The Asian Development Bank has already signed an agreement to provide USD 750 million for the purpose of electrification of railway tracks in India. Further it has decided to lend USD 926 million for the Mumbai metro rail project (657km of metro rail network has become operational across the country). However, the majority of funding to Indian Railways is undertaken by the Indian Railway Finance Corporation (IRFC), which was set up in 1986. The IRFC is registered as a Systemically Important Non-Deposit Taking Non-Banking Finance Company with the Reserve Bank of India. IRFC’s funding up to 2017 is more than INR 1.8 trillion. IRFC has been lending to various entities within the railway sector such as Rail Vikas Nigam Limited, Railtel, Konkan Railway Corporation Limited, Pipavav Railway Corporation Limited and so on.
It is astonishing that the private banks and financial institutions have not shown interest in direct funding of the rail infrastructure of the country.
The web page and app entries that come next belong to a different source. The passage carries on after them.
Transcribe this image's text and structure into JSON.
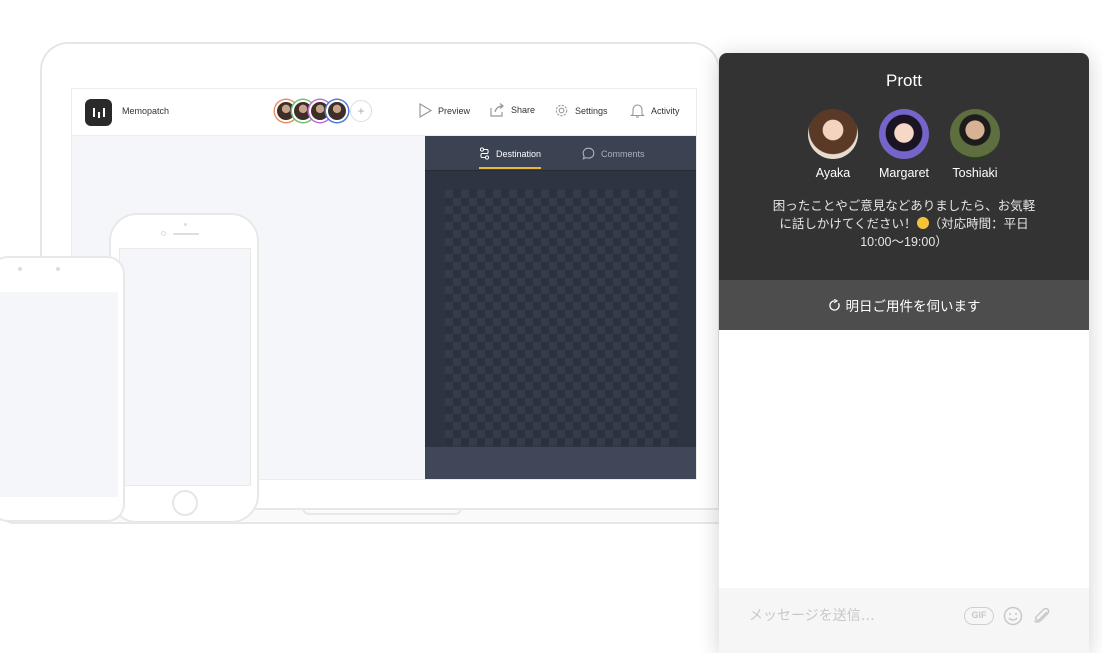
{
  "background_app": {
    "app_name": "Memopatch",
    "header_menu": {
      "preview_label": "Preview",
      "share_label": "Share",
      "settings_label": "Settings",
      "activity_label": "Activity"
    },
    "add_member_glyph": "+",
    "collaborator_ring_colors": [
      "#f08a5d",
      "#6cc070",
      "#c46bd6",
      "#4a78e0"
    ],
    "panel_tabs": [
      {
        "label": "Destination",
        "icon": "route-icon",
        "active": true
      },
      {
        "label": "Comments",
        "icon": "comment-bubble-icon",
        "active": false
      }
    ],
    "accent_color": "#e5b83a"
  },
  "chat_widget": {
    "title": "Prott",
    "team": [
      {
        "name": "Ayaka"
      },
      {
        "name": "Margaret"
      },
      {
        "name": "Toshiaki"
      }
    ],
    "welcome_message_before_emoji": "困ったことやご意見などありましたら、お気軽に話しかけてください！",
    "welcome_message_after_emoji": "（対応時間：平日10:00〜19:00）",
    "reply_time": {
      "icon": "clock-icon",
      "text": "明日ご用件を伺います"
    },
    "composer": {
      "placeholder": "メッセージを送信…",
      "gif_label": "GIF",
      "emoji_icon": "smiley-icon",
      "attach_icon": "paperclip-icon"
    },
    "colors": {
      "header_bg": "#333333",
      "reply_bar_bg": "#4d4d4d"
    }
  }
}
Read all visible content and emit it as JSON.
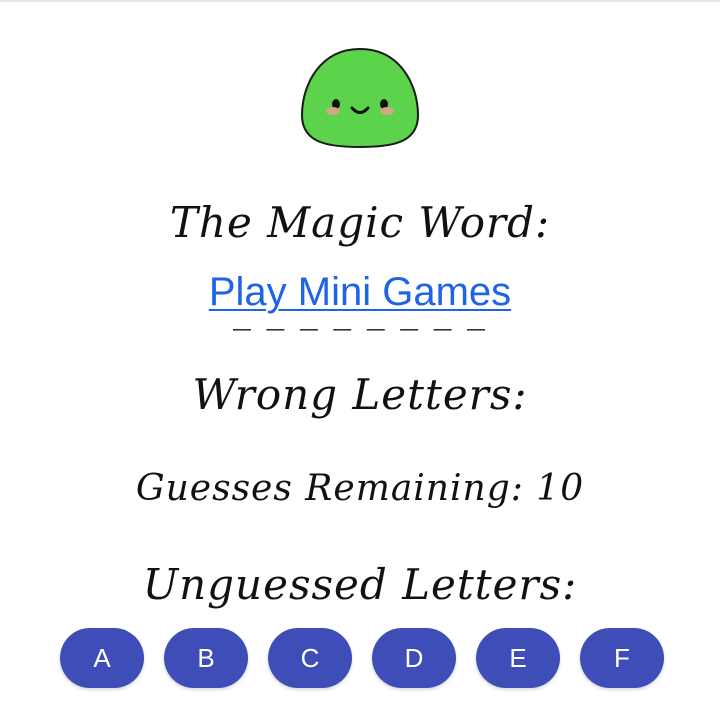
{
  "colors": {
    "link": "#1f63e6",
    "button": "#3f4db8",
    "mascot": "#5bd34a"
  },
  "mascot": {
    "icon": "green-blob-icon"
  },
  "magic_word": {
    "title": "The Magic Word:",
    "link_text": "Play Mini Games",
    "blanks": "_ _ _ _ _ _ _ _"
  },
  "wrong_letters": {
    "title": "Wrong Letters:"
  },
  "guesses": {
    "text": "Guesses Remaining: 10"
  },
  "unguessed": {
    "title": "Unguessed Letters:",
    "letters": [
      "A",
      "B",
      "C",
      "D",
      "E",
      "F"
    ]
  }
}
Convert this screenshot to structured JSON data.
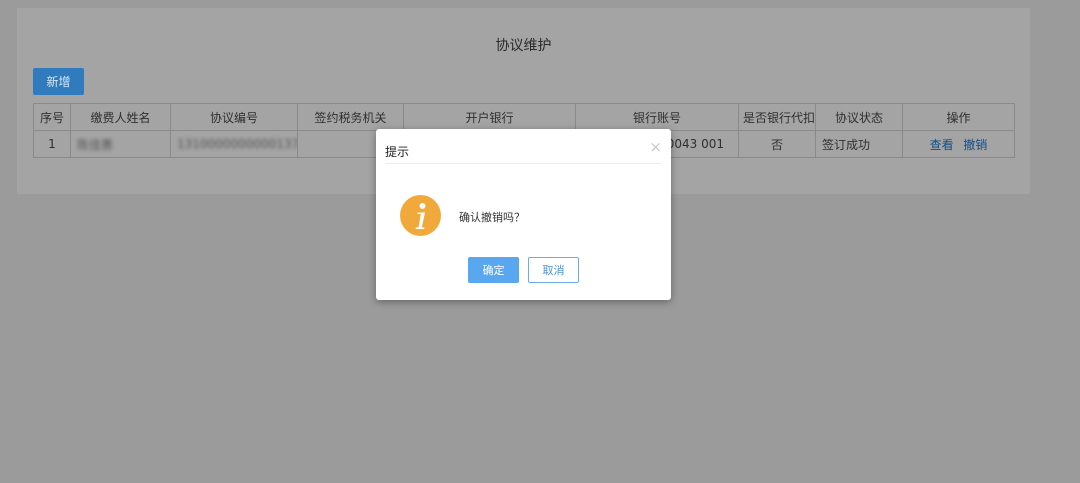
{
  "page": {
    "title": "协议维护"
  },
  "toolbar": {
    "add_label": "新增"
  },
  "table": {
    "headers": [
      "序号",
      "缴费人姓名",
      "协议编号",
      "签约税务机关",
      "开户银行",
      "银行账号",
      "是否银行代扣",
      "协议状态",
      "操作"
    ],
    "rows": [
      {
        "index": "1",
        "payer_name": "陈佳惠",
        "agreement_no": "1310000000000137 .",
        "tax_office": "",
        "bank": "",
        "account": "0043 001",
        "bank_deduct": "否",
        "status": "签订成功",
        "view_label": "查看",
        "revoke_label": "撤销"
      }
    ]
  },
  "dialog": {
    "title": "提示",
    "close_symbol": "×",
    "icon": "info-circle-icon",
    "message": "确认撤销吗？",
    "ok_label": "确定",
    "cancel_label": "取消"
  },
  "colors": {
    "overlay": "#9b9b9b",
    "panel": "#a4a4a4",
    "primary": "#59a7ee",
    "info_icon": "#f2a93b",
    "link": "#134f86"
  }
}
The banks and financial institutions may lend to such private players that may enter into an agreement with the government through the PPP model to develop the rail infrastructure.
As the government is planning to introduce PPP model in the railway sector, it will be interesting to see which model the government will adopt, whether it be the joint venture model, the build, operate and transfer model, the customers’ model or the annuity model.
To conclude, the banks and financial institutions should make the effort to increase their direct funding in ever expanding rail infrastructure. To support such an effort, the government should frame policies aimed at developing and providing regulatory support to banks for the purpose of encouraging them to help fund new rail projects.